Work item
The records below are to be copied word for word, with every picture left out.

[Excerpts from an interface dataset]
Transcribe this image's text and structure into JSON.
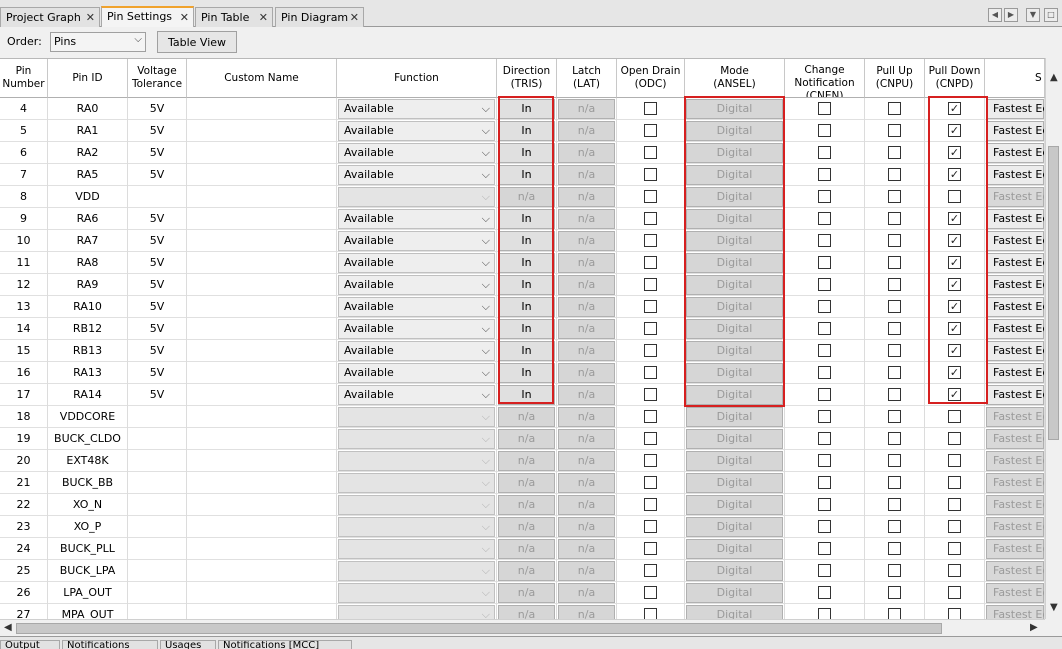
{
  "tabs": [
    {
      "label": "Project Graph",
      "active": false
    },
    {
      "label": "Pin Settings",
      "active": true
    },
    {
      "label": "Pin Table",
      "active": false
    },
    {
      "label": "Pin Diagram",
      "active": false
    }
  ],
  "toolbar": {
    "order_label": "Order:",
    "order_value": "Pins",
    "table_view_label": "Table View"
  },
  "columns": [
    {
      "key": "pin",
      "label": "Pin\nNumber"
    },
    {
      "key": "id",
      "label": "Pin ID"
    },
    {
      "key": "volt",
      "label": "Voltage\nTolerance"
    },
    {
      "key": "custom",
      "label": "Custom Name"
    },
    {
      "key": "func",
      "label": "Function"
    },
    {
      "key": "dir",
      "label": "Direction\n(TRIS)"
    },
    {
      "key": "latch",
      "label": "Latch\n(LAT)"
    },
    {
      "key": "odc",
      "label": "Open Drain\n(ODC)"
    },
    {
      "key": "mode",
      "label": "Mode\n(ANSEL)"
    },
    {
      "key": "cn",
      "label": "Change\nNotification\n(CNEN)"
    },
    {
      "key": "pu",
      "label": "Pull Up\n(CNPU)"
    },
    {
      "key": "pd",
      "label": "Pull Down\n(CNPD)"
    },
    {
      "key": "slew",
      "label": "S"
    }
  ],
  "rows": [
    {
      "pin": "4",
      "id": "RA0",
      "volt": "5V",
      "func": "Available",
      "dir": "In",
      "latch": "n/a",
      "mode": "Digital",
      "pd": true,
      "slew": "Fastest Ec",
      "enabled": true
    },
    {
      "pin": "5",
      "id": "RA1",
      "volt": "5V",
      "func": "Available",
      "dir": "In",
      "latch": "n/a",
      "mode": "Digital",
      "pd": true,
      "slew": "Fastest Ec",
      "enabled": true
    },
    {
      "pin": "6",
      "id": "RA2",
      "volt": "5V",
      "func": "Available",
      "dir": "In",
      "latch": "n/a",
      "mode": "Digital",
      "pd": true,
      "slew": "Fastest Ec",
      "enabled": true
    },
    {
      "pin": "7",
      "id": "RA5",
      "volt": "5V",
      "func": "Available",
      "dir": "In",
      "latch": "n/a",
      "mode": "Digital",
      "pd": true,
      "slew": "Fastest Ec",
      "enabled": true
    },
    {
      "pin": "8",
      "id": "VDD",
      "volt": "",
      "func": "",
      "dir": "n/a",
      "latch": "n/a",
      "mode": "Digital",
      "pd": false,
      "slew": "Fastest Ec",
      "enabled": false
    },
    {
      "pin": "9",
      "id": "RA6",
      "volt": "5V",
      "func": "Available",
      "dir": "In",
      "latch": "n/a",
      "mode": "Digital",
      "pd": true,
      "slew": "Fastest Ec",
      "enabled": true
    },
    {
      "pin": "10",
      "id": "RA7",
      "volt": "5V",
      "func": "Available",
      "dir": "In",
      "latch": "n/a",
      "mode": "Digital",
      "pd": true,
      "slew": "Fastest Ec",
      "enabled": true
    },
    {
      "pin": "11",
      "id": "RA8",
      "volt": "5V",
      "func": "Available",
      "dir": "In",
      "latch": "n/a",
      "mode": "Digital",
      "pd": true,
      "slew": "Fastest Ec",
      "enabled": true
    },
    {
      "pin": "12",
      "id": "RA9",
      "volt": "5V",
      "func": "Available",
      "dir": "In",
      "latch": "n/a",
      "mode": "Digital",
      "pd": true,
      "slew": "Fastest Ec",
      "enabled": true
    },
    {
      "pin": "13",
      "id": "RA10",
      "volt": "5V",
      "func": "Available",
      "dir": "In",
      "latch": "n/a",
      "mode": "Digital",
      "pd": true,
      "slew": "Fastest Ec",
      "enabled": true
    },
    {
      "pin": "14",
      "id": "RB12",
      "volt": "5V",
      "func": "Available",
      "dir": "In",
      "latch": "n/a",
      "mode": "Digital",
      "pd": true,
      "slew": "Fastest Ec",
      "enabled": true
    },
    {
      "pin": "15",
      "id": "RB13",
      "volt": "5V",
      "func": "Available",
      "dir": "In",
      "latch": "n/a",
      "mode": "Digital",
      "pd": true,
      "slew": "Fastest Ec",
      "enabled": true
    },
    {
      "pin": "16",
      "id": "RA13",
      "volt": "5V",
      "func": "Available",
      "dir": "In",
      "latch": "n/a",
      "mode": "Digital",
      "pd": true,
      "slew": "Fastest Ec",
      "enabled": true
    },
    {
      "pin": "17",
      "id": "RA14",
      "volt": "5V",
      "func": "Available",
      "dir": "In",
      "latch": "n/a",
      "mode": "Digital",
      "pd": true,
      "slew": "Fastest Ec",
      "enabled": true
    },
    {
      "pin": "18",
      "id": "VDDCORE",
      "volt": "",
      "func": "",
      "dir": "n/a",
      "latch": "n/a",
      "mode": "Digital",
      "pd": false,
      "slew": "Fastest Ec",
      "enabled": false
    },
    {
      "pin": "19",
      "id": "BUCK_CLDO",
      "volt": "",
      "func": "",
      "dir": "n/a",
      "latch": "n/a",
      "mode": "Digital",
      "pd": false,
      "slew": "Fastest Ec",
      "enabled": false
    },
    {
      "pin": "20",
      "id": "EXT48K",
      "volt": "",
      "func": "",
      "dir": "n/a",
      "latch": "n/a",
      "mode": "Digital",
      "pd": false,
      "slew": "Fastest Ec",
      "enabled": false
    },
    {
      "pin": "21",
      "id": "BUCK_BB",
      "volt": "",
      "func": "",
      "dir": "n/a",
      "latch": "n/a",
      "mode": "Digital",
      "pd": false,
      "slew": "Fastest Ec",
      "enabled": false
    },
    {
      "pin": "22",
      "id": "XO_N",
      "volt": "",
      "func": "",
      "dir": "n/a",
      "latch": "n/a",
      "mode": "Digital",
      "pd": false,
      "slew": "Fastest Ec",
      "enabled": false
    },
    {
      "pin": "23",
      "id": "XO_P",
      "volt": "",
      "func": "",
      "dir": "n/a",
      "latch": "n/a",
      "mode": "Digital",
      "pd": false,
      "slew": "Fastest Ec",
      "enabled": false
    },
    {
      "pin": "24",
      "id": "BUCK_PLL",
      "volt": "",
      "func": "",
      "dir": "n/a",
      "latch": "n/a",
      "mode": "Digital",
      "pd": false,
      "slew": "Fastest Ec",
      "enabled": false
    },
    {
      "pin": "25",
      "id": "BUCK_LPA",
      "volt": "",
      "func": "",
      "dir": "n/a",
      "latch": "n/a",
      "mode": "Digital",
      "pd": false,
      "slew": "Fastest Ec",
      "enabled": false
    },
    {
      "pin": "26",
      "id": "LPA_OUT",
      "volt": "",
      "func": "",
      "dir": "n/a",
      "latch": "n/a",
      "mode": "Digital",
      "pd": false,
      "slew": "Fastest Ec",
      "enabled": false
    },
    {
      "pin": "27",
      "id": "MPA_OUT",
      "volt": "",
      "func": "",
      "dir": "n/a",
      "latch": "n/a",
      "mode": "Digital",
      "pd": false,
      "slew": "Fastest Ec",
      "enabled": false
    }
  ],
  "highlight_color": "#d62020",
  "bottom_tabs": [
    {
      "label": "Output"
    },
    {
      "label": "Notifications"
    },
    {
      "label": "Usages"
    },
    {
      "label": "Notifications [MCC]"
    }
  ]
}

Solution
Transcribe this image's text and structure into JSON.
{
  "tabs": [
    {
      "label": "Project Graph",
      "active": false
    },
    {
      "label": "Pin Settings",
      "active": true
    },
    {
      "label": "Pin Table",
      "active": false
    },
    {
      "label": "Pin Diagram",
      "active": false
    }
  ],
  "toolbar": {
    "order_label": "Order:",
    "order_value": "Pins",
    "table_view_label": "Table View"
  },
  "columns": [
    {
      "key": "pin",
      "label": "Pin\nNumber"
    },
    {
      "key": "id",
      "label": "Pin ID"
    },
    {
      "key": "volt",
      "label": "Voltage\nTolerance"
    },
    {
      "key": "custom",
      "label": "Custom Name"
    },
    {
      "key": "func",
      "label": "Function"
    },
    {
      "key": "dir",
      "label": "Direction\n(TRIS)"
    },
    {
      "key": "latch",
      "label": "Latch\n(LAT)"
    },
    {
      "key": "odc",
      "label": "Open Drain\n(ODC)"
    },
    {
      "key": "mode",
      "label": "Mode\n(ANSEL)"
    },
    {
      "key": "cn",
      "label": "Change\nNotification\n(CNEN)"
    },
    {
      "key": "pu",
      "label": "Pull Up\n(CNPU)"
    },
    {
      "key": "pd",
      "label": "Pull Down\n(CNPD)"
    },
    {
      "key": "slew",
      "label": "S"
    }
  ],
  "rows": [
    {
      "pin": "4",
      "id": "RA0",
      "volt": "5V",
      "func": "Available",
      "dir": "In",
      "latch": "n/a",
      "mode": "Digital",
      "pd": true,
      "slew": "Fastest Ec",
      "enabled": true
    },
    {
      "pin": "5",
      "id": "RA1",
      "volt": "5V",
      "func": "Available",
      "dir": "In",
      "latch": "n/a",
      "mode": "Digital",
      "pd": true,
      "slew": "Fastest Ec",
      "enabled": true
    },
    {
      "pin": "6",
      "id": "RA2",
      "volt": "5V",
      "func": "Available",
      "dir": "In",
      "latch": "n/a",
      "mode": "Digital",
      "pd": true,
      "slew": "Fastest Ec",
      "enabled": true
    },
    {
      "pin": "7",
      "id": "RA5",
      "volt": "5V",
      "func": "Available",
      "dir": "In",
      "latch": "n/a",
      "mode": "Digital",
      "pd": true,
      "slew": "Fastest Ec",
      "enabled": true
    },
    {
      "pin": "8",
      "id": "VDD",
      "volt": "",
      "func": "",
      "dir": "n/a",
      "latch": "n/a",
      "mode": "Digital",
      "pd": false,
      "slew": "Fastest Ec",
      "enabled": false
    },
    {
      "pin": "9",
      "id": "RA6",
      "volt": "5V",
      "func": "Available",
      "dir": "In",
      "latch": "n/a",
      "mode": "Digital",
      "pd": true,
      "slew": "Fastest Ec",
      "enabled": true
    },
    {
      "pin": "10",
      "id": "RA7",
      "volt": "5V",
      "func": "Available",
      "dir": "In",
      "latch": "n/a",
      "mode": "Digital",
      "pd": true,
      "slew": "Fastest Ec",
      "enabled": true
    },
    {
      "pin": "11",
      "id": "RA8",
      "volt": "5V",
      "func": "Available",
      "dir": "In",
      "latch": "n/a",
      "mode": "Digital",
      "pd": true,
      "slew": "Fastest Ec",
      "enabled": true
    },
    {
      "pin": "12",
      "id": "RA9",
      "volt": "5V",
      "func": "Available",
      "dir": "In",
      "latch": "n/a",
      "mode": "Digital",
      "pd": true,
      "slew": "Fastest Ec",
      "enabled": true
    },
    {
      "pin": "13",
      "id": "RA10",
      "volt": "5V",
      "func": "Available",
      "dir": "In",
      "latch": "n/a",
      "mode": "Digital",
      "pd": true,
      "slew": "Fastest Ec",
      "enabled": true
    },
    {
      "pin": "14",
      "id": "RB12",
      "volt": "5V",
      "func": "Available",
      "dir": "In",
      "latch": "n/a",
      "mode": "Digital",
      "pd": true,
      "slew": "Fastest Ec",
      "enabled": true
    },
    {
      "pin": "15",
      "id": "RB13",
      "volt": "5V",
      "func": "Available",
      "dir": "In",
      "latch": "n/a",
      "mode": "Digital",
      "pd": true,
      "slew": "Fastest Ec",
      "enabled": true
    },
    {
      "pin": "16",
      "id": "RA13",
      "volt": "5V",
      "func": "Available",
      "dir": "In",
      "latch": "n/a",
      "mode": "Digital",
      "pd": true,
      "slew": "Fastest Ec",
      "enabled": true
    },
    {
      "pin": "17",
      "id": "RA14",
      "volt": "5V",
      "func": "Available",
      "dir": "In",
      "latch": "n/a",
      "mode": "Digital",
      "pd": true,
      "slew": "Fastest Ec",
      "enabled": true
    },
    {
      "pin": "18",
      "id": "VDDCORE",
      "volt": "",
      "func": "",
      "dir": "n/a",
      "latch": "n/a",
      "mode": "Digital",
      "pd": false,
      "slew": "Fastest Ec",
      "enabled": false
    },
    {
      "pin": "19",
      "id": "BUCK_CLDO",
      "volt": "",
      "func": "",
      "dir": "n/a",
      "latch": "n/a",
      "mode": "Digital",
      "pd": false,
      "slew": "Fastest Ec",
      "enabled": false
    },
    {
      "pin": "20",
      "id": "EXT48K",
      "volt": "",
      "func": "",
      "dir": "n/a",
      "latch": "n/a",
      "mode": "Digital",
      "pd": false,
      "slew": "Fastest Ec",
      "enabled": false
    },
    {
      "pin": "21",
      "id": "BUCK_BB",
      "volt": "",
      "func": "",
      "dir": "n/a",
      "latch": "n/a",
      "mode": "Digital",
      "pd": false,
      "slew": "Fastest Ec",
      "enabled": false
    },
    {
      "pin": "22",
      "id": "XO_N",
      "volt": "",
      "func": "",
      "dir": "n/a",
      "latch": "n/a",
      "mode": "Digital",
      "pd": false,
      "slew": "Fastest Ec",
      "enabled": false
    },
    {
      "pin": "23",
      "id": "XO_P",
      "volt": "",
      "func": "",
      "dir": "n/a",
      "latch": "n/a",
      "mode": "Digital",
      "pd": false,
      "slew": "Fastest Ec",
      "enabled": false
    },
    {
      "pin": "24",
      "id": "BUCK_PLL",
      "volt": "",
      "func": "",
      "dir": "n/a",
      "latch": "n/a",
      "mode": "Digital",
      "pd": false,
      "slew": "Fastest Ec",
      "enabled": false
    },
    {
      "pin": "25",
      "id": "BUCK_LPA",
      "volt": "",
      "func": "",
      "dir": "n/a",
      "latch": "n/a",
      "mode": "Digital",
      "pd": false,
      "slew": "Fastest Ec",
      "enabled": false
    },
    {
      "pin": "26",
      "id": "LPA_OUT",
      "volt": "",
      "func": "",
      "dir": "n/a",
      "latch": "n/a",
      "mode": "Digital",
      "pd": false,
      "slew": "Fastest Ec",
      "enabled": false
    },
    {
      "pin": "27",
      "id": "MPA_OUT",
      "volt": "",
      "func": "",
      "dir": "n/a",
      "latch": "n/a",
      "mode": "Digital",
      "pd": false,
      "slew": "Fastest Ec",
      "enabled": false
    }
  ],
  "highlight_color": "#d62020",
  "bottom_tabs": [
    {
      "label": "Output"
    },
    {
      "label": "Notifications"
    },
    {
      "label": "Usages"
    },
    {
      "label": "Notifications [MCC]"
    }
  ]
}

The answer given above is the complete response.